September 29, 2021 - American military leaders, appearing before Congress, acknowledge strategic failures and uncomfortable truths in the 20-year U.S.-led combat mission in Afghanistan.
Defense Secretary Lloyd Austin, U.S. Army Gen. Mark Milley and Marine Corps Gen. Kenneth McKenzie appeared before the Senate armed services committee.
McKenzie told Senators that the war in Afghanistan is “not over,” contradicting President Joe Biden, who said on August 31, “My fellow Americans, the war in Afghanistan is now over.”
Both McKenzie and Milley recommended leaving a small American fighting force of about 2,500 troops in the country to help stabilize the Afghan government.
Austin said that the most significant problems in Afghanistan were the depths of corruption in the government and the negative impact of former President Donald Trump’s peace deal with the Taliban.
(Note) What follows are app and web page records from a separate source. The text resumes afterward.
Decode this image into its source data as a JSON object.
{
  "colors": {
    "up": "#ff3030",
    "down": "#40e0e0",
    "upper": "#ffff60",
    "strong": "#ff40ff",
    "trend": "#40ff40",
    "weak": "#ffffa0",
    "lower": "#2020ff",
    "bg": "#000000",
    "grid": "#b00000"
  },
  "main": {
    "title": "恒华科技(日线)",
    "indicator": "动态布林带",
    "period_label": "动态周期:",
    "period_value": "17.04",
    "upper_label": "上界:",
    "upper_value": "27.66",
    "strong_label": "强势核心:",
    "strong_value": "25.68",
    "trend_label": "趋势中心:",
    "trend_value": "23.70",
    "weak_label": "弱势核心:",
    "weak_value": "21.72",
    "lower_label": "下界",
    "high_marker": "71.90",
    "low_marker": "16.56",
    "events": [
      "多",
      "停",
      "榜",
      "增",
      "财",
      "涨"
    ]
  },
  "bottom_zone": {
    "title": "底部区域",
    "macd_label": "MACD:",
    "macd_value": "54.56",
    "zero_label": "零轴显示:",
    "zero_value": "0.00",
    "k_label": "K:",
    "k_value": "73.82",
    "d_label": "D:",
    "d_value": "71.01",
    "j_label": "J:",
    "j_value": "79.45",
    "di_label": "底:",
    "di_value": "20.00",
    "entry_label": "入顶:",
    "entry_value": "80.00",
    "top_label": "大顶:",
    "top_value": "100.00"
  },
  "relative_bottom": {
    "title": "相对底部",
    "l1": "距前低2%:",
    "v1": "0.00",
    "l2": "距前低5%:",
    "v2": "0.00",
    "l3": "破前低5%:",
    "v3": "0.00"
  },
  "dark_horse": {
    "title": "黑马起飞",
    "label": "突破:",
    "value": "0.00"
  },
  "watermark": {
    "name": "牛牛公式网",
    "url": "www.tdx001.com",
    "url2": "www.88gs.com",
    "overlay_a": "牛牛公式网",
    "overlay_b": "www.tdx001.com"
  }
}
Those negotiations did not include the U.S.-backed Afghan government.
“We need to consider some uncomfortable truths,” Austin said in his opening statement. “We did not grasp the damaging effect of frequent and unexplained rotations by President Ghani of his commanders.”
“We didn’t anticipate the snowball effect caused by the deals that Taliban commanders struck with local leaders,” Austin added.
“Finally… we failed to fully grasp that there was only so much for which -- and for whom -- any of the Afghan forces would fight.”
Milley acknowledged that the withdrawal was a “strategic defeat” that left the Taliban back in power. He warned the Taliban “remains a terrorist organization” that has not broken ties with Al Qaeda.
He said that a reconstituted Al Qaeda in Afghanistan with aspirations to attack the United States was “a very real possibility” -- perhaps in as little as a year.
- The Lie of Nation Building (Fintan O’Toole, New York Review)
- Afghanistan Opium Survey 2020 (UNDOC)
- U.S. Soldiers Told to Ignore Sexual Abuse of Boys by Afghan Allies (New York Times)
- 2001 Authorization for Use of Military Force (Congressional Research Service)
- Bush on Nation Building and Afghanistan (Foreign Policy)